Source data
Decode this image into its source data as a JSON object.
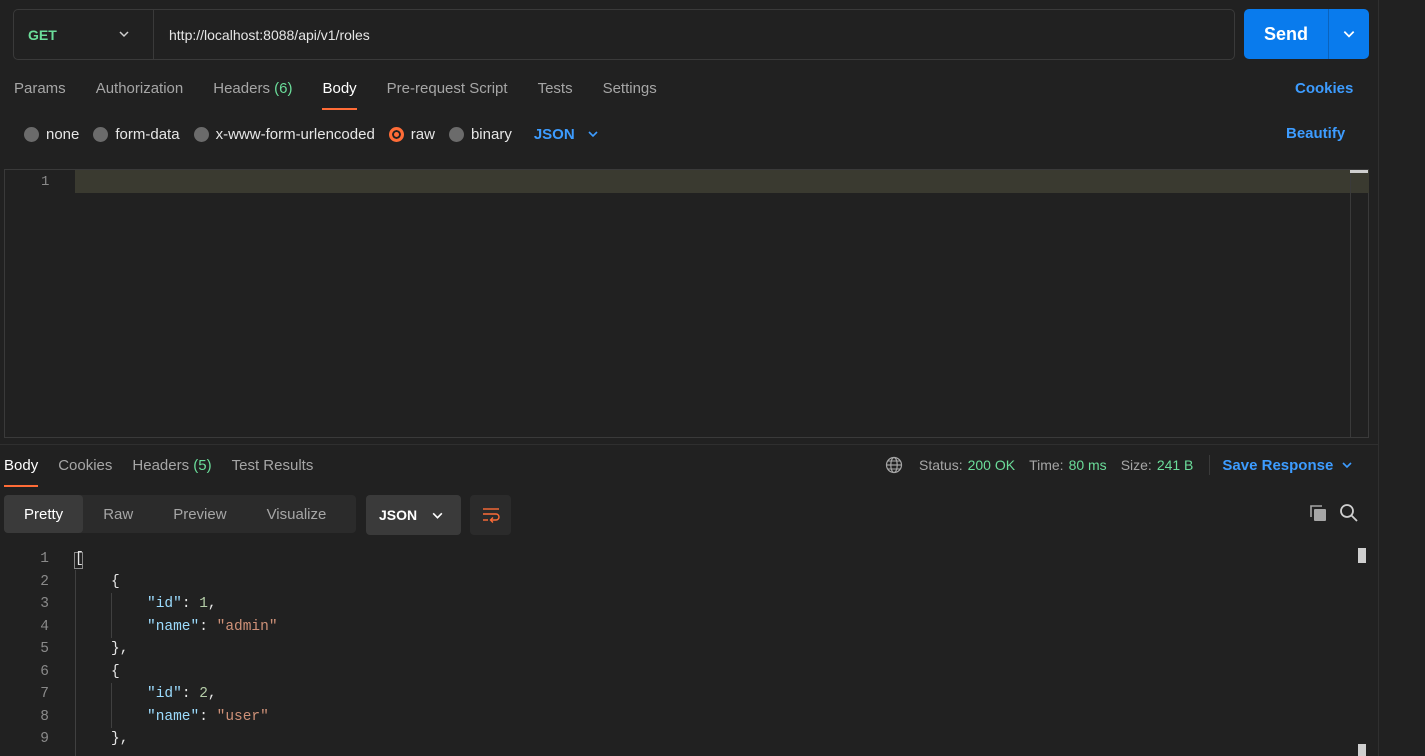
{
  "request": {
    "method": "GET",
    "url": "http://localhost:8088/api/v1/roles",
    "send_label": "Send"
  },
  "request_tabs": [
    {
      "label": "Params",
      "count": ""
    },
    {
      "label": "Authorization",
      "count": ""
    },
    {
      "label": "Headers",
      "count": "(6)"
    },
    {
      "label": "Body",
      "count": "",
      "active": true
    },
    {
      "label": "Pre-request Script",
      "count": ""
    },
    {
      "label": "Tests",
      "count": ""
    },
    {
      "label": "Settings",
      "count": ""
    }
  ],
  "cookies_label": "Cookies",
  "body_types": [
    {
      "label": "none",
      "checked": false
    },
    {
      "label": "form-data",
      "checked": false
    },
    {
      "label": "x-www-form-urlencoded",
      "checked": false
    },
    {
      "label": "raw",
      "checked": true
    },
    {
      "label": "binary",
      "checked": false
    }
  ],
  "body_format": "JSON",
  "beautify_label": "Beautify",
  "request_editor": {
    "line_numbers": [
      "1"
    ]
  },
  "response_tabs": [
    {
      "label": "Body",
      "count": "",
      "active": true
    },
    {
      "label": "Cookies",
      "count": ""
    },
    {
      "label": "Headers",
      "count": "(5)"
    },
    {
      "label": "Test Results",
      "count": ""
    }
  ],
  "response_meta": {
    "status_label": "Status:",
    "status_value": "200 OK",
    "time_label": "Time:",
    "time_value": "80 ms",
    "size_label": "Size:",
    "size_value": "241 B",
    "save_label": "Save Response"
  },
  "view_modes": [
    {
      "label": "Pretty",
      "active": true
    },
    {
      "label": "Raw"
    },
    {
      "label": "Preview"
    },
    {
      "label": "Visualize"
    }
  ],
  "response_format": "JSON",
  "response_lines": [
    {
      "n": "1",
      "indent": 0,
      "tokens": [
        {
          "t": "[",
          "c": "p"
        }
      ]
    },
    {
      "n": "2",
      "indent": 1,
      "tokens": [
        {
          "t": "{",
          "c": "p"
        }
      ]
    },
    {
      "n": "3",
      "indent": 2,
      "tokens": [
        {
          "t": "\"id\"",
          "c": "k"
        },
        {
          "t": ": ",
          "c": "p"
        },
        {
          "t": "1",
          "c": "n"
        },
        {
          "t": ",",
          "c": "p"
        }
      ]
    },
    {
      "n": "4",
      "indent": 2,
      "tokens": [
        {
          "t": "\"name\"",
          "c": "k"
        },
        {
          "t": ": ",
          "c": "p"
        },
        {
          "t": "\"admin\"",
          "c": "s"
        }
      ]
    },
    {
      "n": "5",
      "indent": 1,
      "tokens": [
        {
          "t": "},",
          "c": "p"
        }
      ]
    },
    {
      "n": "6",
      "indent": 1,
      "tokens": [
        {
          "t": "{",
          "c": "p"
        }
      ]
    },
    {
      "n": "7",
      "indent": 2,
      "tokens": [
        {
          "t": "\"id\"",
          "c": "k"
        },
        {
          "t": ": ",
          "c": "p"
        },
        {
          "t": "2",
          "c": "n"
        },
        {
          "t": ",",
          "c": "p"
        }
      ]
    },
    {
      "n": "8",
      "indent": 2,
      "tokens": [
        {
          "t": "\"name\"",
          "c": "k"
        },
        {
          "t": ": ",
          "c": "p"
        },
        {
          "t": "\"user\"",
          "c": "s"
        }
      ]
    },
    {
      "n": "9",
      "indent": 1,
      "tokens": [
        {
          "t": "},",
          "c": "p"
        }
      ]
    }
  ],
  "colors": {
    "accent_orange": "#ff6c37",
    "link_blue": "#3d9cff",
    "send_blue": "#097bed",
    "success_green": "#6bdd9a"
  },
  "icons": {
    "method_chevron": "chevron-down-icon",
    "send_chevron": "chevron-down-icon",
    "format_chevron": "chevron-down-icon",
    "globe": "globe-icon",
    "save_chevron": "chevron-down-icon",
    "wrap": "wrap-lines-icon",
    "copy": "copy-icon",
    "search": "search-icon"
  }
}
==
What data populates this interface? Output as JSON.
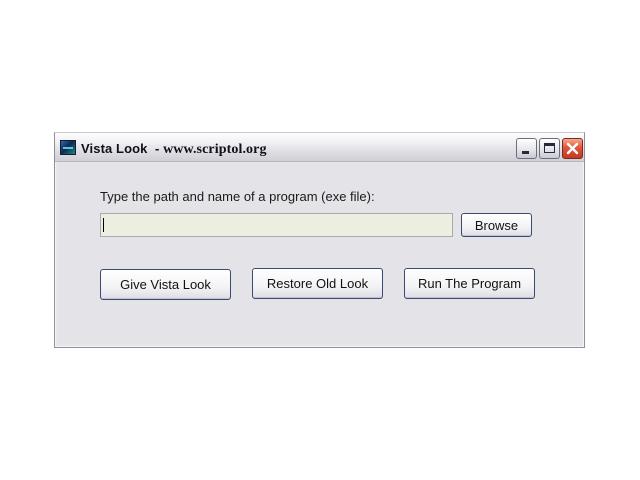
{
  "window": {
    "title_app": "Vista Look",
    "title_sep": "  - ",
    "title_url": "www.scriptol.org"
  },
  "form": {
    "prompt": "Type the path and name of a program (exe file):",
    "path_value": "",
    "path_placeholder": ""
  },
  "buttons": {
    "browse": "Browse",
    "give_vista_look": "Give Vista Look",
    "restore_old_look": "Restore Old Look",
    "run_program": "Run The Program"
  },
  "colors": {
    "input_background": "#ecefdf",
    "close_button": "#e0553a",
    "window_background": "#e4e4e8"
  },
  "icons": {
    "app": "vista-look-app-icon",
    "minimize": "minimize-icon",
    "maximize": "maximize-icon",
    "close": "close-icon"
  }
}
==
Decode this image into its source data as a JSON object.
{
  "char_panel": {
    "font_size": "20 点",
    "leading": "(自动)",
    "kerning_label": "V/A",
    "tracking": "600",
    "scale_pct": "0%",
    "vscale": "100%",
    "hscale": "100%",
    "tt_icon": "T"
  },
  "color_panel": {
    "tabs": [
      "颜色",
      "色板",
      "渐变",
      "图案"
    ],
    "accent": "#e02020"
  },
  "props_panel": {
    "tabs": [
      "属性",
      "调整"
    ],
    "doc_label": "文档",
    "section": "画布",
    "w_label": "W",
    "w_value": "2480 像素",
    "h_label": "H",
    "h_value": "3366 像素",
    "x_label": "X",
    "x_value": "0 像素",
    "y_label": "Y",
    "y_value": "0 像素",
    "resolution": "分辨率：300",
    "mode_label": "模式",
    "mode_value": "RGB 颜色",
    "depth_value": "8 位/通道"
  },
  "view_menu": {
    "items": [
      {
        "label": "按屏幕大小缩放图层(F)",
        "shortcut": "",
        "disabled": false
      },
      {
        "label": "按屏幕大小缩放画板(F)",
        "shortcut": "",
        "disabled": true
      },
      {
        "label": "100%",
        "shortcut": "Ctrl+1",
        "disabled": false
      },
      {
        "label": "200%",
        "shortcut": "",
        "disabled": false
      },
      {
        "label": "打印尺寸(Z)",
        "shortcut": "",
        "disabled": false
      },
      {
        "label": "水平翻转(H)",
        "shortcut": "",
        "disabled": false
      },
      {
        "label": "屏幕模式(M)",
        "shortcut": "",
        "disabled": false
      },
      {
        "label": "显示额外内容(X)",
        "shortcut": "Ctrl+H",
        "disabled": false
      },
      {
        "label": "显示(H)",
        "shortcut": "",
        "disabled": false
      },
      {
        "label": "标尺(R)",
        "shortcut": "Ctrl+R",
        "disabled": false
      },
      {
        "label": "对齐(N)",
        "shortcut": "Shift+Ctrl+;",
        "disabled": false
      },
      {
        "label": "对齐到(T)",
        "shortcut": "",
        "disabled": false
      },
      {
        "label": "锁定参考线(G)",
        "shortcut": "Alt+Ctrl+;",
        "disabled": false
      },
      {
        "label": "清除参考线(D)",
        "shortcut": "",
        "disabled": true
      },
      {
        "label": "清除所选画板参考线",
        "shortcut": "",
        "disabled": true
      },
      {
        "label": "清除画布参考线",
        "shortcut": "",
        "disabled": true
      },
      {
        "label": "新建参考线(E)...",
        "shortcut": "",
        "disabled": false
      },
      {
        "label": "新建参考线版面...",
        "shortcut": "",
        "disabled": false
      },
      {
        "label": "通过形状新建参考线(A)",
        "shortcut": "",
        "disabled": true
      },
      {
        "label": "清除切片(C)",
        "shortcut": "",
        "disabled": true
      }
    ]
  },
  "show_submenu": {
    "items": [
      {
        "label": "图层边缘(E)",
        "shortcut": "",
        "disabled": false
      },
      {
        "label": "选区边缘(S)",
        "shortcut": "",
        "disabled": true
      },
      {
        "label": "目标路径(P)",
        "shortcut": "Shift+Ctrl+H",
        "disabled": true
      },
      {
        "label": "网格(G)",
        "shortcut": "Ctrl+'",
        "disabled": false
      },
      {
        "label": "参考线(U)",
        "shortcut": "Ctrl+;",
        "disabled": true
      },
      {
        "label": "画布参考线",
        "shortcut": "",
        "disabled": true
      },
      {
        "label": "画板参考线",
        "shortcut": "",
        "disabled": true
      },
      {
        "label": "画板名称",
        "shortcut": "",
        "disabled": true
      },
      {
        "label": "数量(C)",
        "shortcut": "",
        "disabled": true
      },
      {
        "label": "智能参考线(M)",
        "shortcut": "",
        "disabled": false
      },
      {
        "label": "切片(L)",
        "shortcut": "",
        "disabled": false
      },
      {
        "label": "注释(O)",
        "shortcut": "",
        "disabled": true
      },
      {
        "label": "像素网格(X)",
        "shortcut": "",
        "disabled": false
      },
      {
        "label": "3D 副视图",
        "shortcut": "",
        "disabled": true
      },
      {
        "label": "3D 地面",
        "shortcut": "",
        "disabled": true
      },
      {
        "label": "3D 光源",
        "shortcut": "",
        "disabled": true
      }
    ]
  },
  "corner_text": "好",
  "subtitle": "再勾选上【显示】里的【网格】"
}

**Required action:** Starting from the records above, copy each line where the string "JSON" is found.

**Problem solution:**
Decode this image into its source data as a JSON object.
  "body_format": "JSON",
  "response_format": "JSON",
What data populates this interface? Output as JSON.
Decode this image into its source data as a JSON object.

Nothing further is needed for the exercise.